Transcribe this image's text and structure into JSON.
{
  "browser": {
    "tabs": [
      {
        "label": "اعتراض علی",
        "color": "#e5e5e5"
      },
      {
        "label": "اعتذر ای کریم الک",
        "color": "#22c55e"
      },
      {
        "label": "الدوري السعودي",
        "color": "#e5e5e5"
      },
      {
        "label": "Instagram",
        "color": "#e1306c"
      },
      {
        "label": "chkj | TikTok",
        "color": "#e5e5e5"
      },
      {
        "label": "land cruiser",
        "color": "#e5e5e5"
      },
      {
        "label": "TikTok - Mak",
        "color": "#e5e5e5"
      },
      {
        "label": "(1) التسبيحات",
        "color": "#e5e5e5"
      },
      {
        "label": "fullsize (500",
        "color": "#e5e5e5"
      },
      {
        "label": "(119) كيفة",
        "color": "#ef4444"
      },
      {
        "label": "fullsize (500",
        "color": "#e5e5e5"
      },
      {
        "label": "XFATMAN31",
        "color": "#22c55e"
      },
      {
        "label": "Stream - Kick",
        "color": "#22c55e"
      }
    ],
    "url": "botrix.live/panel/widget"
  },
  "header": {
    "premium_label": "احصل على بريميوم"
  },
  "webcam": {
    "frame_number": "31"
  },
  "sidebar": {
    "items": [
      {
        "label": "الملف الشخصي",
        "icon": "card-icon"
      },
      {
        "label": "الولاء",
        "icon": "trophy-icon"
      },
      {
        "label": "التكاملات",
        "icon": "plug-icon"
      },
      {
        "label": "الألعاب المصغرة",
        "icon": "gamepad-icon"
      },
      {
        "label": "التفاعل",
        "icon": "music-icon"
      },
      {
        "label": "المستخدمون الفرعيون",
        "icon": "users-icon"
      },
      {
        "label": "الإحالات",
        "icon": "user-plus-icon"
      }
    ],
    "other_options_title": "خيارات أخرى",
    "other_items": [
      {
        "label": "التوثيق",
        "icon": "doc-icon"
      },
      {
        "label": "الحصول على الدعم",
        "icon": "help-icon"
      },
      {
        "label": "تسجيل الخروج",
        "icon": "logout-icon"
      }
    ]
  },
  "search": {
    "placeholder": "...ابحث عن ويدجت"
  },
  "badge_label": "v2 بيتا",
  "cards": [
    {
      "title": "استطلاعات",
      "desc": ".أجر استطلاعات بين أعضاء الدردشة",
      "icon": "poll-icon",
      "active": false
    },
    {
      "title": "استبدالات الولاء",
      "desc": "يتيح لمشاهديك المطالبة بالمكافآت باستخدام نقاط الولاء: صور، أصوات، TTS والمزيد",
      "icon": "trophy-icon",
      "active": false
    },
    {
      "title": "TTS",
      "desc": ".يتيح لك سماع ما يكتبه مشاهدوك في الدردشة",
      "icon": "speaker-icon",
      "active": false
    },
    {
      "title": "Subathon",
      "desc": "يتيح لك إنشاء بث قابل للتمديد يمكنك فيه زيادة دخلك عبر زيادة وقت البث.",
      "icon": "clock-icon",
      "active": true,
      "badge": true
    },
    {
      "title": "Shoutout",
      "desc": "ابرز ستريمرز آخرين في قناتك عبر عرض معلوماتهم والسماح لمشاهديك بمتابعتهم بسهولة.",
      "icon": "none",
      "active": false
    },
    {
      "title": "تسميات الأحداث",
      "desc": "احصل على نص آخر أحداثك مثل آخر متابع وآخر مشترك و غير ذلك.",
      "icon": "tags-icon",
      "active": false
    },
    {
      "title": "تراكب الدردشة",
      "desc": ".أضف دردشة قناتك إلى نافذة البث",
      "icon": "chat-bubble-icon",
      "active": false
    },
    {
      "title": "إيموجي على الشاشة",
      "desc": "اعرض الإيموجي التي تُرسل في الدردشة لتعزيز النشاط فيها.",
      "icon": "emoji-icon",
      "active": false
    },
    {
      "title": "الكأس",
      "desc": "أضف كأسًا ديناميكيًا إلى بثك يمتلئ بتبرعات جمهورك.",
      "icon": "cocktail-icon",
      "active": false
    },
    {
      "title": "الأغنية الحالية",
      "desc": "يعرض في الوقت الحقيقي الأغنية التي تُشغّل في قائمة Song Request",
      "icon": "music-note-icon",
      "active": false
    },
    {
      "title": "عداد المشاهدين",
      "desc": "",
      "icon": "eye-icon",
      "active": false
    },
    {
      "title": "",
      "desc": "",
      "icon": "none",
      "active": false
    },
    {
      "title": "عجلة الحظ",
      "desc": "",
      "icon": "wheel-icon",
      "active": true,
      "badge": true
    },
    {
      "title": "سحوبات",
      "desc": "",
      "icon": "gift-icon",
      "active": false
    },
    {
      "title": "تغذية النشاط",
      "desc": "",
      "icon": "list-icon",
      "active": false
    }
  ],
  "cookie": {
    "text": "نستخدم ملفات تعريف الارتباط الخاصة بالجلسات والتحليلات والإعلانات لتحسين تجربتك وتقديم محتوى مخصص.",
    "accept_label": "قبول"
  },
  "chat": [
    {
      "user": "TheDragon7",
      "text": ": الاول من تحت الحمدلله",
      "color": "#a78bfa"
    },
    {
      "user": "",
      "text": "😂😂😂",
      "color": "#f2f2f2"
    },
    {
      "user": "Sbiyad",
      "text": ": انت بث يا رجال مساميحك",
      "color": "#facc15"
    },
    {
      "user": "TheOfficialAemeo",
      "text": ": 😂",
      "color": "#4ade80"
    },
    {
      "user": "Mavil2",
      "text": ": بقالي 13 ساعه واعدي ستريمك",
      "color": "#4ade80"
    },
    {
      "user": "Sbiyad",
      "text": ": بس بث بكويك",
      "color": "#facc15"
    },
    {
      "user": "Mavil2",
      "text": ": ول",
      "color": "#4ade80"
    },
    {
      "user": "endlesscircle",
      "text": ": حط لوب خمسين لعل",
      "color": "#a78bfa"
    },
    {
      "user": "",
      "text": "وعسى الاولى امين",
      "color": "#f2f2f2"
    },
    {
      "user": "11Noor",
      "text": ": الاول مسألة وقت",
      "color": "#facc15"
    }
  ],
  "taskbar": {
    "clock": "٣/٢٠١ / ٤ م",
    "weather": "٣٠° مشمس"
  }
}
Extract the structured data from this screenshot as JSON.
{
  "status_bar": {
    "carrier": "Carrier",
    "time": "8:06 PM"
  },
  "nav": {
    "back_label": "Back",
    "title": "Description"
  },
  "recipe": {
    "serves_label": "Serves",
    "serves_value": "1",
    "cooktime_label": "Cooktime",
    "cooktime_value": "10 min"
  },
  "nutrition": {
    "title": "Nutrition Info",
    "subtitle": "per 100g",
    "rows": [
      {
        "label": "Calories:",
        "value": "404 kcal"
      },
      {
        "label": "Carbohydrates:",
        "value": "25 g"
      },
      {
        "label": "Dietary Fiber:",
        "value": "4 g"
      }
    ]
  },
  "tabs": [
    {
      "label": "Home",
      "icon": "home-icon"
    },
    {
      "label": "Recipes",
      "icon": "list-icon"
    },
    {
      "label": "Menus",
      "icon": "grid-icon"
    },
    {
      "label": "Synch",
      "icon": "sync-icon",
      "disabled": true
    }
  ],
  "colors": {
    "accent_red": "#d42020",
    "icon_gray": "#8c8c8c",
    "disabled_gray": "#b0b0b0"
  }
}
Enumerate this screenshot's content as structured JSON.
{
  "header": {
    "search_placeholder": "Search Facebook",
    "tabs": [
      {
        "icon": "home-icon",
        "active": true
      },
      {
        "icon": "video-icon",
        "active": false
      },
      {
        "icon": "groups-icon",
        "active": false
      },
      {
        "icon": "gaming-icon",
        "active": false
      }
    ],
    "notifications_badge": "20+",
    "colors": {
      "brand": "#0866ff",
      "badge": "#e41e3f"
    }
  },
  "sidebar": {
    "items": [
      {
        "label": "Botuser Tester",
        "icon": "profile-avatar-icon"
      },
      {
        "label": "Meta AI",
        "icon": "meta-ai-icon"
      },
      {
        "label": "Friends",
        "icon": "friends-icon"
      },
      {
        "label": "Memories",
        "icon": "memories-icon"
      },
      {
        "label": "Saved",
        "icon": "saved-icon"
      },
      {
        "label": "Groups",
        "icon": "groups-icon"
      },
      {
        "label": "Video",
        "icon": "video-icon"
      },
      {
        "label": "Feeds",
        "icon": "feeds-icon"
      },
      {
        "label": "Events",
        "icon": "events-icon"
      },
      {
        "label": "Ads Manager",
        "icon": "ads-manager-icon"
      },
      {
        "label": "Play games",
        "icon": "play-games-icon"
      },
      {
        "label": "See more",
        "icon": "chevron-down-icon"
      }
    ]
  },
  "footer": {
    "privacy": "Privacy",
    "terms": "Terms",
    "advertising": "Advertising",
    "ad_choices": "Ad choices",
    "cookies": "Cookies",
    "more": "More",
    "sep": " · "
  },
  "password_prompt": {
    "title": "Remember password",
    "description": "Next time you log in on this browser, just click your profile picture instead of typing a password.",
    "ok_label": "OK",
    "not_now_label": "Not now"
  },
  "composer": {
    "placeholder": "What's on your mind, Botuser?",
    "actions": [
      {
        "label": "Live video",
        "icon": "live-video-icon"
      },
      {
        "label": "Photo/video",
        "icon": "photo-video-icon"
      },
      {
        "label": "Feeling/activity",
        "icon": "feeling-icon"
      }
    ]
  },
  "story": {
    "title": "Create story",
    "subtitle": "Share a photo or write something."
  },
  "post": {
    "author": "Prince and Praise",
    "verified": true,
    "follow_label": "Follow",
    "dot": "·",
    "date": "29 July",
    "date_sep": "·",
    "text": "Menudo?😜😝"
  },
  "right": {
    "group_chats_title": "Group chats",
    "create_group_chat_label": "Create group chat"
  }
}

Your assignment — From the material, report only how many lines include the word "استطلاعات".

Expected answer — 2